If you go with the Sunco lights I am using (see the 4-pack above), you would need 10 lights for each shelving unit (that’s two per shelf). And since you will be hanging the lights from the shelf above the seedlings, you’ll also need S-shaped hooks to attach onto the wire chain. One pack of the linked S-hooks is exactly enough for two wire shelving units.
- Storage Totes – you need something to put your seedlings in. At first, I used cookie sheets, but they rusted and spilled water onto the hardwood floor when I tried to move them. Plastic storage totes are a convenient, inexpensive alternative.
What a relief this has been! Well worth the money. Watering is no muss, no fuss; they will be convenient to carry in and out for hardening; and, come transplant time, I’m less likely to tip them over than I did with the cookie sheets. That was truly a disaster because I hadn’t labeled the trays and didn’t know what what I was planting next to what.
You can fit two of these containers per shelf, so you would need 10 per shelf unit.
- Potting Soil – 2 cubic feet of potting soil was enough to completely fill all the DIY seed pots I made for two shelving units.I have had success with Miracle-Gro and decided to stick with it again this year.
- Pots – I used recycled newspapers to make my own, but you could purchase bio-degradable or recycled containers. Don’t buy peat (trust me) and please know that the plastic cell trays are a pain in the behind at transplanting time (IMHO). Yes, even the pop-out ones. I will continue to think about a pot that’s less time consuming to make, but for now, recycled newspaper is the best recommendation I have – having made 600 this year, that’s saying something!
- Fans – attach these to the shelving unit to mimic the outdoor environment. I got one per shelf, or 5 per shelving unit. Last year I tried to grow spinach indoors. Supposedly ANYONE can grow spinach. Well, mine was a fail! They were under lights and sprouted just fine, but eventually all the plants died. Their stems were too weak to support leaves. This year, I’m on a mission to grow stronger seedlings.
My Completed Seed-Starting System
We are waiting for our fans to arrive and I am still in the process of planting seeds, but here is what it will look like when you’re set up:
These are the same materials linked above. You can see that I don’t have the lights turned on for the top row, since there are no seeds on the shelf.
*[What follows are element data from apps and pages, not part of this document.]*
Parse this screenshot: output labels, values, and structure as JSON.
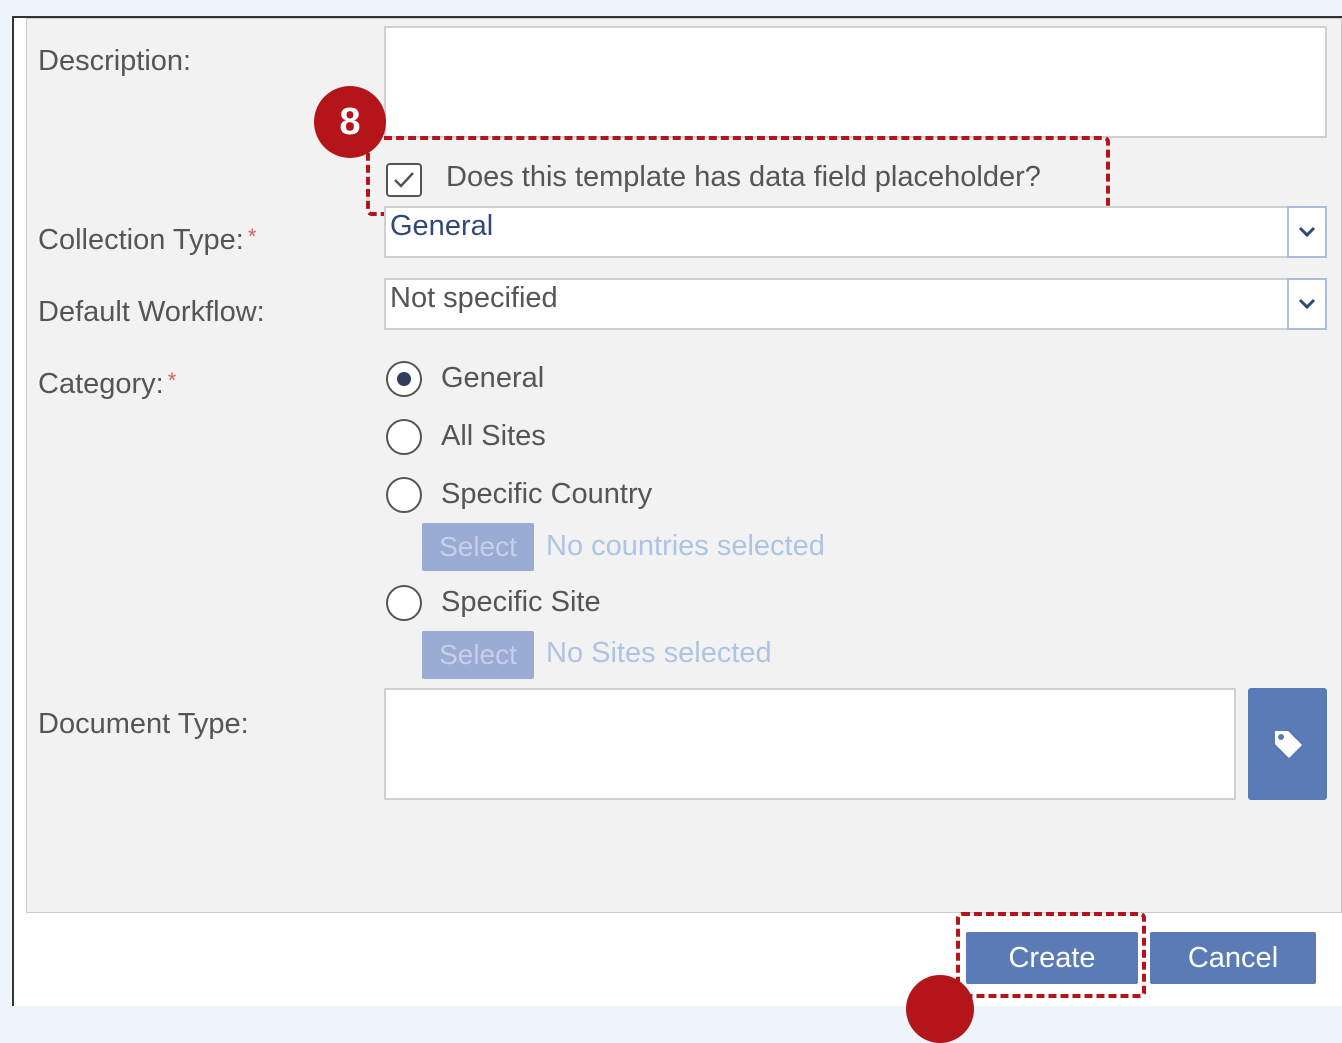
{
  "form": {
    "description_label": "Description:",
    "placeholder_checkbox_label": "Does this template has data field placeholder?",
    "placeholder_checked": true,
    "collection_type_label": "Collection Type:",
    "collection_type_value": "General",
    "default_workflow_label": "Default Workflow:",
    "default_workflow_value": "Not specified",
    "category_label": "Category:",
    "required_mark": "*",
    "category_options": [
      "General",
      "All Sites",
      "Specific Country",
      "Specific Site"
    ],
    "category_selected": "General",
    "select_label": "Select",
    "no_countries": "No countries selected",
    "no_sites": "No Sites selected",
    "document_type_label": "Document Type:"
  },
  "buttons": {
    "create": "Create",
    "cancel": "Cancel"
  },
  "annotations": {
    "step_8": "8"
  },
  "colors": {
    "accent": "#5a7bb5",
    "highlight": "#b3151a",
    "required": "#e05a5a"
  },
  "icons": {
    "dropdown": "chevron-down-icon",
    "tag": "tag-icon",
    "check": "check-icon"
  }
}
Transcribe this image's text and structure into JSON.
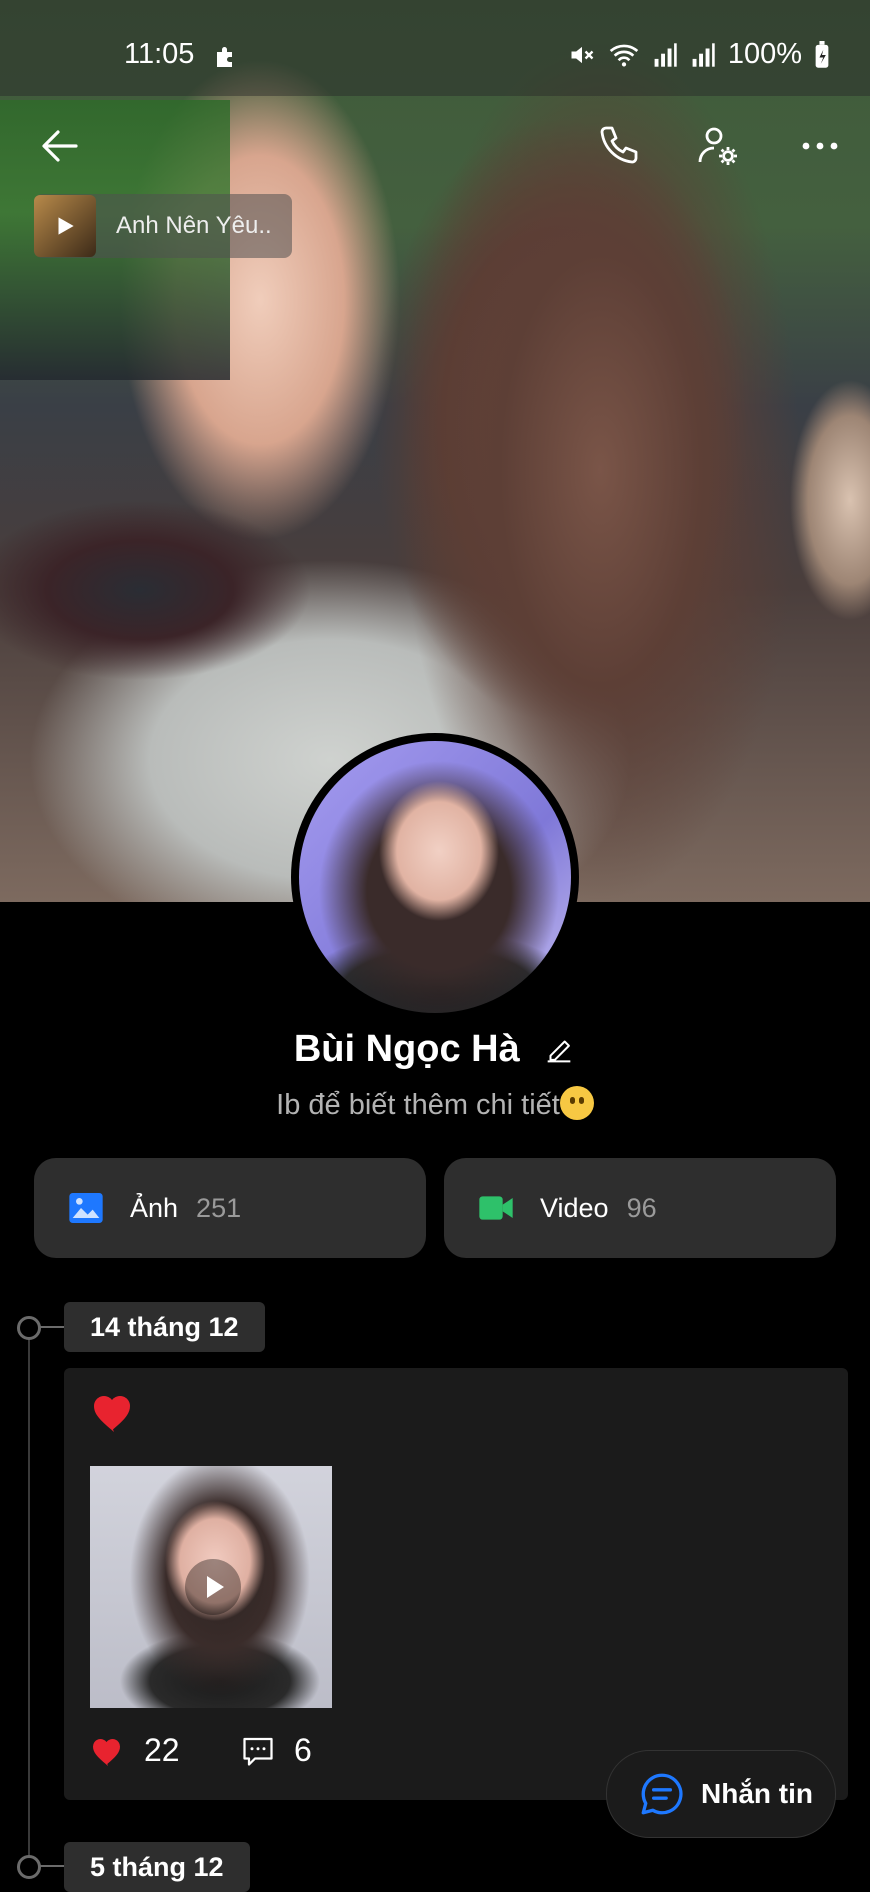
{
  "status_bar": {
    "time": "11:05",
    "battery": "100%",
    "icons": [
      "puzzle-icon",
      "mute-icon",
      "wifi-icon",
      "signal-icon",
      "signal-icon",
      "battery-icon"
    ]
  },
  "top_bar": {
    "icons": [
      "back-arrow-icon",
      "phone-icon",
      "user-settings-icon",
      "more-icon"
    ]
  },
  "music": {
    "title": "Anh Nên Yêu.."
  },
  "profile": {
    "name": "Bùi Ngọc Hà",
    "bio": "Ib để biết thêm chi tiết"
  },
  "media": {
    "photos": {
      "label": "Ảnh",
      "count": "251",
      "color": "#1e78ff"
    },
    "videos": {
      "label": "Video",
      "count": "96",
      "color": "#2ec16a"
    }
  },
  "timeline": {
    "posts": [
      {
        "date": "14 tháng 12",
        "likes": "22",
        "comments": "6"
      }
    ],
    "next_date": "5 tháng 12"
  },
  "fab": {
    "label": "Nhắn tin"
  },
  "colors": {
    "heart": "#e8232f",
    "accent_blue": "#1e78ff",
    "bg": "#000000"
  }
}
The next three shelves are seeds I started early to use for permaculture (to deter pests, attract beneficial insects, act as natural mulch, and/or to provide nutrients). Notice how close the light is to the plastic container. Another bonus of using LED is that the lights can rest directly on the plastic without damaging it.
The bottom row is an indoor lettuce mix that I intend to keep re-seeding year-round. It is in a brown planter so that, when seed-starting season is over and the metal shelves get put away, we will have an attractive container in our living room/dining room.
A peak inside the storage containers:
Seeds @ 3 weeks (started 1/31/22) Seeds @ 1 week (started 2/17/22)
I’m pretty excited with our progress. I hope this system blesses you too.
Cheers to a successful 2022 gardening season!